Falco single[edit]

"Der Kommissar" / "Helden von heute" is a double-A-side single by Falco released in Austria and Germany in December 1981. "Der Kommissar" reached the top of the charts in many countries. The song recorded for other side of the record, the pop-rock "Helden von heute" ("heroes of today"), is a tribute to David Bowie's "Heroes". It was recorded in Berlin, Germany; Falco claimed in an interview that he went to Berlin to follow the "tracks" left there by David Bowie, with his albums Heroes and Low.

In his official music video for "Der Kommissar", Falco flees from the police, with several police cars in the background.[1] Another, lesser-known, music video for the Falco single also exists.[2]

"Der Kommissar (The Commissioner)" only reached No. 74 in the US Cash Box Charts in 1983[3] and did not even chart in the UK, but Falco would break through with major hits in those countries two albums later, with "Rock Me Amadeus" and "Vienna Calling" in 1986. Updated remixes of "Der Kommissar" were released by Falco in 1991, 1998, and posthumously in 2008.

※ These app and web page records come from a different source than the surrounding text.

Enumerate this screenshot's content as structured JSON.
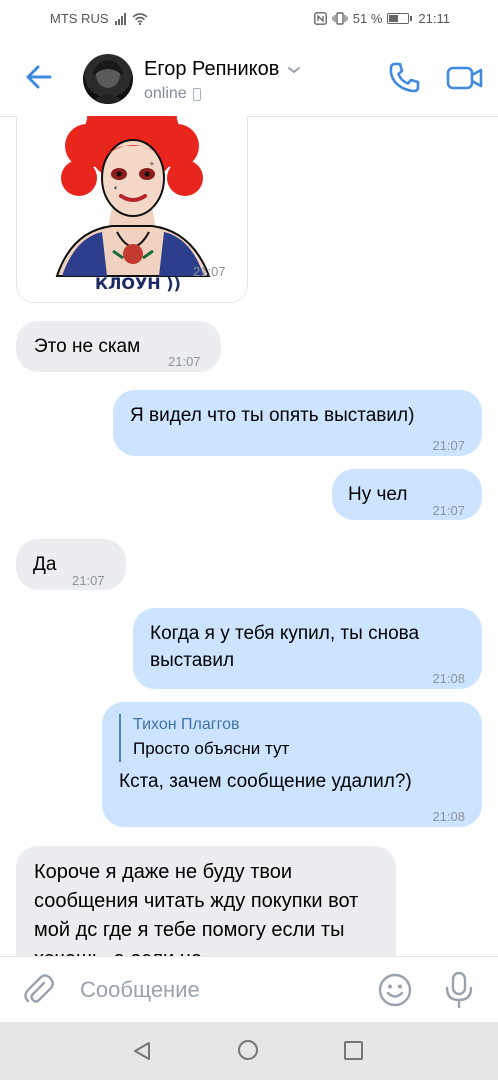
{
  "status_bar": {
    "carrier": "MTS RUS",
    "battery": "51 %",
    "battery_level": 0.51,
    "time": "21:11"
  },
  "header": {
    "contact_name": "Егор Репников",
    "presence": "online"
  },
  "sticker": {
    "caption": "КЛОУН ))",
    "time": "21:07"
  },
  "messages": [
    {
      "side": "in",
      "text": "Это не скам",
      "time": "21:07"
    },
    {
      "side": "out",
      "text": "Я видел что ты опять выставил)",
      "time": "21:07"
    },
    {
      "side": "out",
      "text": "Ну чел",
      "time": "21:07"
    },
    {
      "side": "in",
      "text": "Да",
      "time": "21:07"
    },
    {
      "side": "out",
      "text": "Когда я у тебя купил, ты снова выставил",
      "time": "21:08"
    },
    {
      "side": "out",
      "reply_author": "Тихон Плаггов",
      "reply_text": "Просто объясни тут",
      "text": "Кста, зачем сообщение удалил?)",
      "time": "21:08"
    },
    {
      "side": "in",
      "text": "Короче я даже не буду твои сообщения читать жду покупки вот мой дс где я тебе помогу если ты хочешь, а если не"
    }
  ],
  "composer": {
    "placeholder": "Сообщение"
  },
  "icons": {
    "back": "arrow-left-icon",
    "call": "phone-icon",
    "video": "video-camera-icon",
    "attach": "paperclip-icon",
    "emoji": "smile-icon",
    "mic": "microphone-icon"
  },
  "colors": {
    "accent": "#3f8ae0",
    "incoming_bubble": "#ebedf0",
    "outgoing_bubble": "#cce4ff"
  }
}
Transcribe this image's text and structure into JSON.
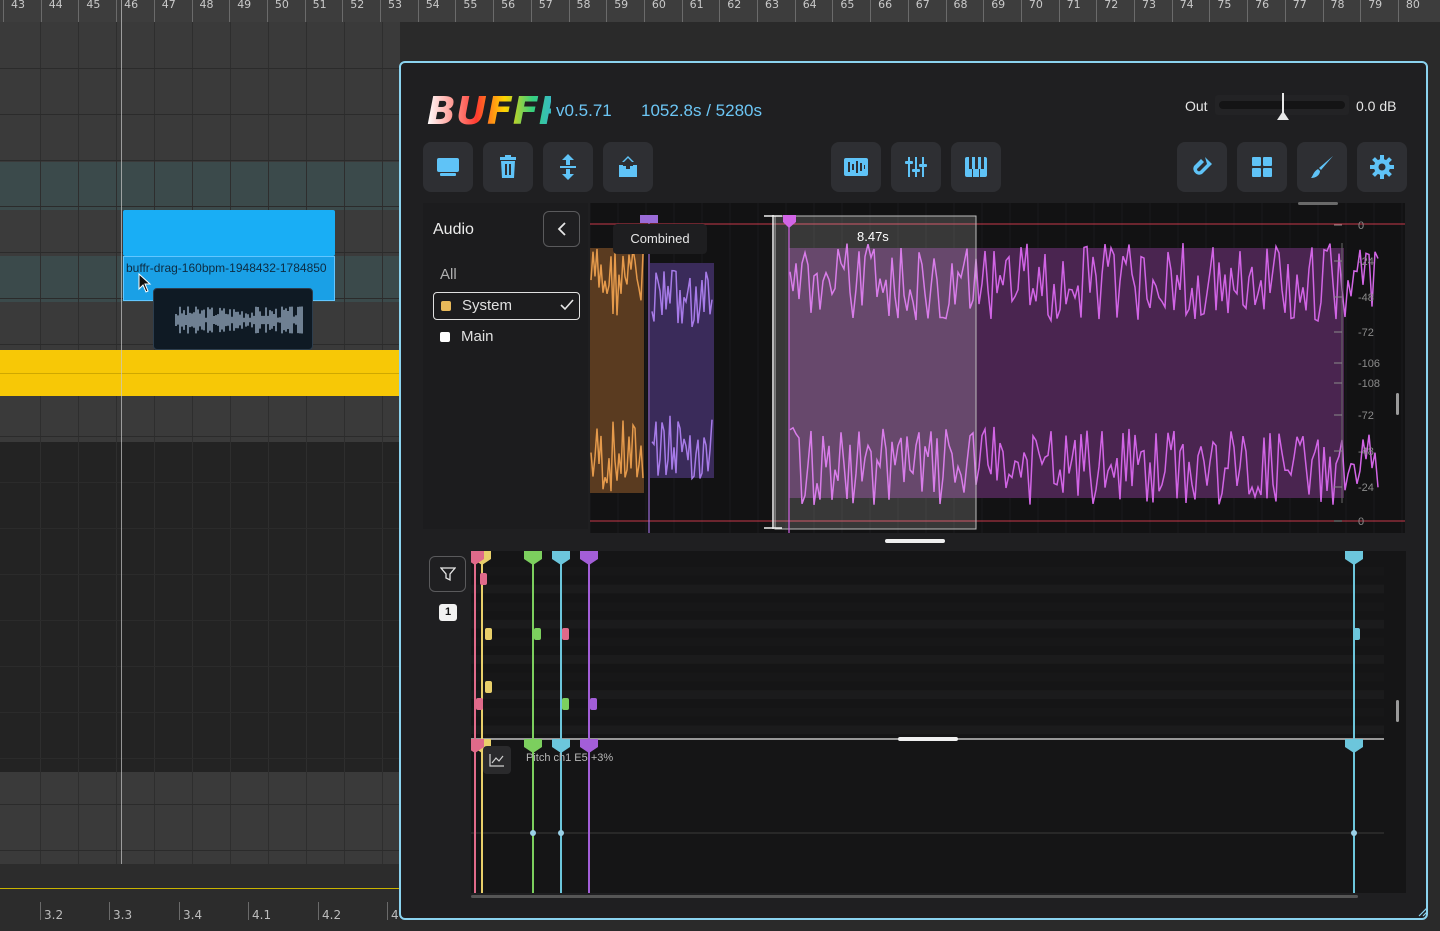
{
  "daw": {
    "ruler_numbers": [
      "43",
      "44",
      "45",
      "46",
      "47",
      "48",
      "49",
      "50",
      "51",
      "52",
      "53",
      "54",
      "55",
      "56",
      "57",
      "58",
      "59",
      "60",
      "61",
      "62",
      "63",
      "64",
      "65",
      "66",
      "67",
      "68",
      "69",
      "70",
      "71",
      "72",
      "73",
      "74",
      "75",
      "76",
      "77",
      "78",
      "79",
      "80"
    ],
    "clip_name": "buffr-drag-160bpm-1948432-1784850",
    "bottom_ruler_numbers": [
      "3.2",
      "3.3",
      "3.4",
      "4.1",
      "4.2",
      "4"
    ]
  },
  "plugin": {
    "logo_text": "BUFFR",
    "version": "v0.5.71",
    "timecode": "1052.8s / 5280s",
    "out_label": "Out",
    "out_value": "0.0 dB",
    "out_level": 0.5,
    "toolbar": {
      "left": [
        {
          "name": "monitor-icon"
        },
        {
          "name": "trash-icon"
        },
        {
          "name": "expand-vertical-icon"
        },
        {
          "name": "export-icon"
        }
      ],
      "center": [
        {
          "name": "waveform-icon"
        },
        {
          "name": "sliders-icon"
        },
        {
          "name": "piano-icon"
        }
      ],
      "right": [
        {
          "name": "magnet-icon"
        },
        {
          "name": "grid-icon"
        },
        {
          "name": "brush-icon"
        },
        {
          "name": "gear-icon"
        }
      ]
    },
    "audio_panel": {
      "title": "Audio",
      "all_label": "All",
      "items": [
        {
          "label": "System",
          "color": "#e8b95a",
          "selected": true
        },
        {
          "label": "Main",
          "color": "#ffffff",
          "selected": false
        }
      ]
    },
    "waveform": {
      "tooltip": "Combined",
      "selection_length": "8.47s",
      "db_scale_right": [
        "0",
        "-24",
        "-48",
        "-72",
        "-106",
        "-108",
        "-72",
        "-48",
        "-24",
        "0"
      ]
    },
    "events": {
      "page": "1",
      "pitch_label": "Pitch ch1 E5 +3%"
    },
    "colors": {
      "accent": "#6cc6f5",
      "border": "#8bd3ef",
      "clip_blue": "#19aef5",
      "track_yellow": "#f7c806",
      "wave_purple": "#c855d8",
      "wave_orange": "#d08a3a",
      "wave_violet": "#9a6bd8"
    }
  }
}
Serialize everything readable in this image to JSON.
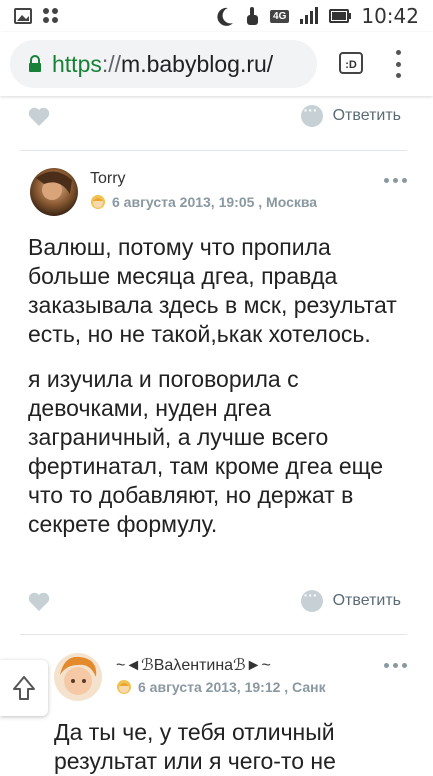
{
  "statusbar": {
    "network": "4G",
    "time": "10:42"
  },
  "browser": {
    "url_scheme": "https",
    "url_sep": "://",
    "url_host": "m.babyblog.ru/",
    "tabs_label": ":D"
  },
  "actions": {
    "reply_label": "Ответить"
  },
  "comments": [
    {
      "author": "Torry",
      "meta": "6 августа 2013, 19:05 , Москва",
      "paragraphs": [
        "Валюш, потому что пропила больше месяца дгеа, правда заказывала здесь в мск, результат есть, но не такой,ькак хотелось.",
        "я изучила и поговорила с девочками, нуден дгеа заграничный, а лучше всего фертинатал, там кроме дгеа еще что то добавляют, но держат в секрете формулу."
      ]
    },
    {
      "author": "~◄ℬВаλентинаℬ►~",
      "meta": "6 августа 2013, 19:12 , Санк",
      "paragraphs": [
        "Да ты че, у тебя отличный результат или я чего-то не"
      ]
    }
  ],
  "colors": {
    "accent": "#188038",
    "muted": "#8a98a0",
    "heart": "#c6d0d5"
  }
}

Cover versions and tributes[edit]

Chart performance[edit]

Falco version[edit]

Year (1981/1982/1983)Peak
position
Austrian Singles Chart1
Australian Singles Chart7
Canadian Singles Chart11
France Singles Chart1
German Singles Chart1
Italy Singles Chart1
Japan Singles Chart1
Norway Singles Chart3
Netherlands Singles Chart18
New Zealand Singles Chart4
Spain Singles Chart1
Swedish Singles Chart4
Swiss Singles Chart2
U.S. Cash Box Singles74

After the Fire version[edit]

Year (1983)Peak
position
Canadian Singles Chart12
South African Singles Chart2
UK Singles Chart47
U.S. Billboard Hot 1005

Year-end chart (After the Fire version)[edit]

Chart (1983)Position
US Billboard Hot 10030


In popular culture[edit]

The song is sung (in German) in "German Guy", an episode of the animated US television series Family Guy. A character handles a marionette of Chris Griffin, making it dance in a similar style to Falco in the music video of the song.[4][5] Chris remarks that it is "the Germanest thing [he's] ever seen" [despite Falco being Austrian].

References[edit]

External links[edit]